Intel You may not realise it, but today one of the most important pieces of technology celebrates its 40th birthday. In November 15, 1971, a company called Intel released its Intel 4004 processor - the first single-chip microprocessor, and one of the most important milestones in computer history.
Thread beginning with comment 497340
To read all comments associated with this story, please click here.
Comment by MOS6510
by MOS6510 on Wed 16th Nov 2011 09:26 UTC
Member since:

I read it would take 360.000 4004 CPUs to get the same performance of a regular desktop we use today.

We've come a long way.

Reply Score: 2

RE: Comment by MOS6510
by gpsnoopy on Wed 16th Nov 2011 17:48 in reply to "Comment by MOS6510"
gpsnoopy Member since:

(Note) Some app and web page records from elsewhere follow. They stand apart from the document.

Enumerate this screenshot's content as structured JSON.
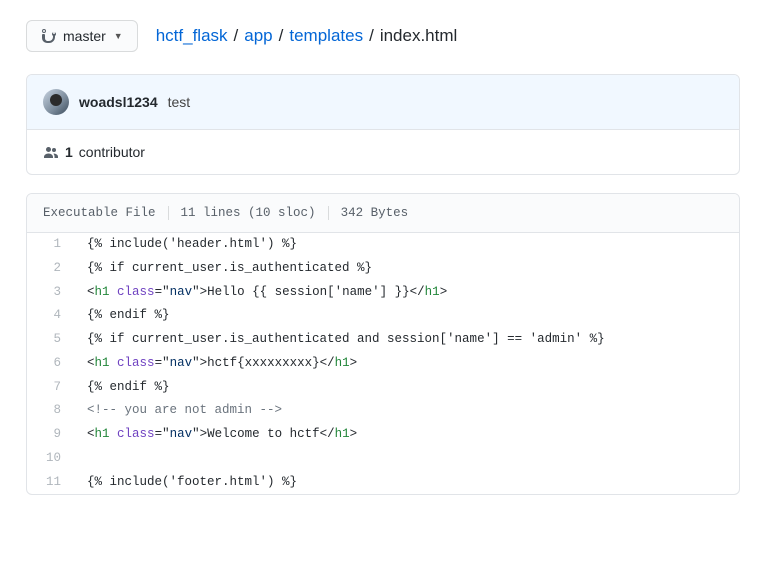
{
  "branch": {
    "label": "master"
  },
  "breadcrumb": {
    "root": "hctf_flask",
    "p1": "app",
    "p2": "templates",
    "current": "index.html"
  },
  "commit": {
    "author": "woadsl1234",
    "message": "test"
  },
  "contributors": {
    "count": "1",
    "label": "contributor"
  },
  "file_meta": {
    "executable": "Executable File",
    "lines": "11 lines (10 sloc)",
    "bytes": "342 Bytes"
  },
  "code": {
    "l1": "{% include('header.html') %}",
    "l2": "{% if current_user.is_authenticated %}",
    "l3_open": "<",
    "l3_tag": "h1",
    "l3_sp": " ",
    "l3_attr": "class",
    "l3_eq": "=\"",
    "l3_val": "nav",
    "l3_q2": "\">",
    "l3_text": "Hello {{ session['name'] }}",
    "l3_close": "</",
    "l3_tag2": "h1",
    "l3_gt": ">",
    "l4": "{% endif %}",
    "l5": "{% if current_user.is_authenticated and session['name'] == 'admin' %}",
    "l6_text": "hctf{xxxxxxxxx}",
    "l7": "{% endif %}",
    "l8_open": "<!--",
    "l8_body": " you are not admin ",
    "l8_close": "-->",
    "l9_text": "Welcome to hctf",
    "l11": "{% include('footer.html') %}",
    "nums": {
      "1": "1",
      "2": "2",
      "3": "3",
      "4": "4",
      "5": "5",
      "6": "6",
      "7": "7",
      "8": "8",
      "9": "9",
      "10": "10",
      "11": "11"
    }
  }
}
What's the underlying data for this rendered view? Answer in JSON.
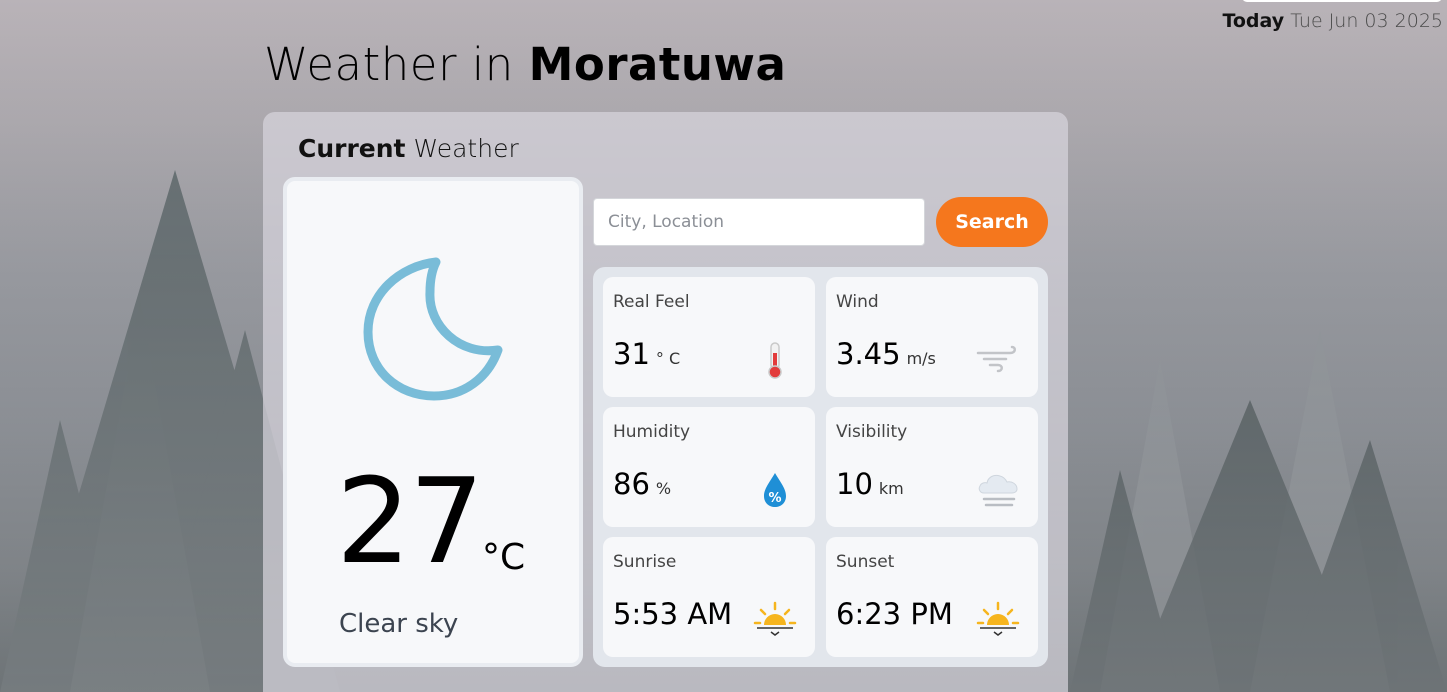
{
  "header": {
    "today_label": "Today",
    "date": "Tue Jun 03 2025",
    "title_prefix": "Weather in",
    "city": "Moratuwa"
  },
  "panel": {
    "heading_bold": "Current",
    "heading_rest": "Weather"
  },
  "current": {
    "temperature": "27",
    "unit": "°C",
    "condition": "Clear sky",
    "icon": "moon-icon"
  },
  "search": {
    "placeholder": "City, Location",
    "value": "",
    "button_label": "Search"
  },
  "details": [
    {
      "label": "Real Feel",
      "value": "31",
      "unit": "° C",
      "icon": "thermometer-icon"
    },
    {
      "label": "Wind",
      "value": "3.45",
      "unit": "m/s",
      "icon": "wind-icon"
    },
    {
      "label": "Humidity",
      "value": "86",
      "unit": "%",
      "icon": "humidity-drop-icon"
    },
    {
      "label": "Visibility",
      "value": "10",
      "unit": "km",
      "icon": "fog-cloud-icon"
    },
    {
      "label": "Sunrise",
      "value": "5:53 AM",
      "unit": "",
      "icon": "sunrise-icon"
    },
    {
      "label": "Sunset",
      "value": "6:23 PM",
      "unit": "",
      "icon": "sunset-icon"
    }
  ],
  "colors": {
    "accent": "#f5771d",
    "moon": "#79bcd8"
  }
}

Actually, it's probably several order of magnitude higher than that. I'd roughly say 10^9 to 10^12 4004 units to reach the performance of current CPUs.

The things is that current CPUs do in hardware things that have to be emulated (i.e. slowly) on the 4004:

- The 4004 is 4 bits per instruction, x86-64 can work directly on 64 bits registers. Hence operations on normal 32 or 64 bits integers take several instructions on 4004 while only one on x86-64.

- The number of cycles needed to execute complex integer operation such as division and multiplication has been dramatically reduced on modern CPUs.

- The 4004 has no hardware support for floating point math. Compare that with the Core i7 Sandy Bridge that can execute an operation on 8 floats in one instruction via AVX.

If you throw into the mix things like GPU (CUDA/OpenCL), it's just getting ridiculous.

Yet, it would only take of few years for the 4004 to do more computation than what civilization has ever done before the advent of electronic computer in the 1940's.

Reply Parent Score: 1

RE[2]: Comment by MOS6510
by transputer_guy on Wed 16th Nov 2011 22:09 in reply to "RE: Comment by MOS6510"
transputer_guy Member since:

That is certainly one way of looking at it to maximize the difference up to gazillions.

I prefer to compare the productivity of PCs built with useful processors even if one has orders more devices and clock speed than the other.

An early 68000 has around 46000 devices running near 8MHz while the 4004 has 2300 devices at 0.8MHz. The overall difference is 200 more power for the first nice CPU you could actually use to work on graphical documents with windows and mouse. The 486 would be similar.

A modern x86 may have 10,000 as many devices and 400 times the clock speed, which means a PC today has maybe 4 million times the theoretical performance of the 68K Mac.

Some how the quad core I am using today does not feel like it has 4M times more performance or responsiveness than my first Mac. Maybe it feels 100 time faster but it still has too many odd latencies. It does have 20 times the screen estate and full color so it needs at least a 1000 times the power for software based graphics but then again the graphics is done by nVidia/ATI so what the heck is the CPU doing, its mostly idle as was the 68K.

For me the usefulness of a processor seems to follow more the log of the devices x clock speed.

So 4Mx200 is close enough to the 1 Billion suggested. Of course these arguments don't really make much sense, like comparing an amoeba to higher life forms.

Reply Parent Score: 2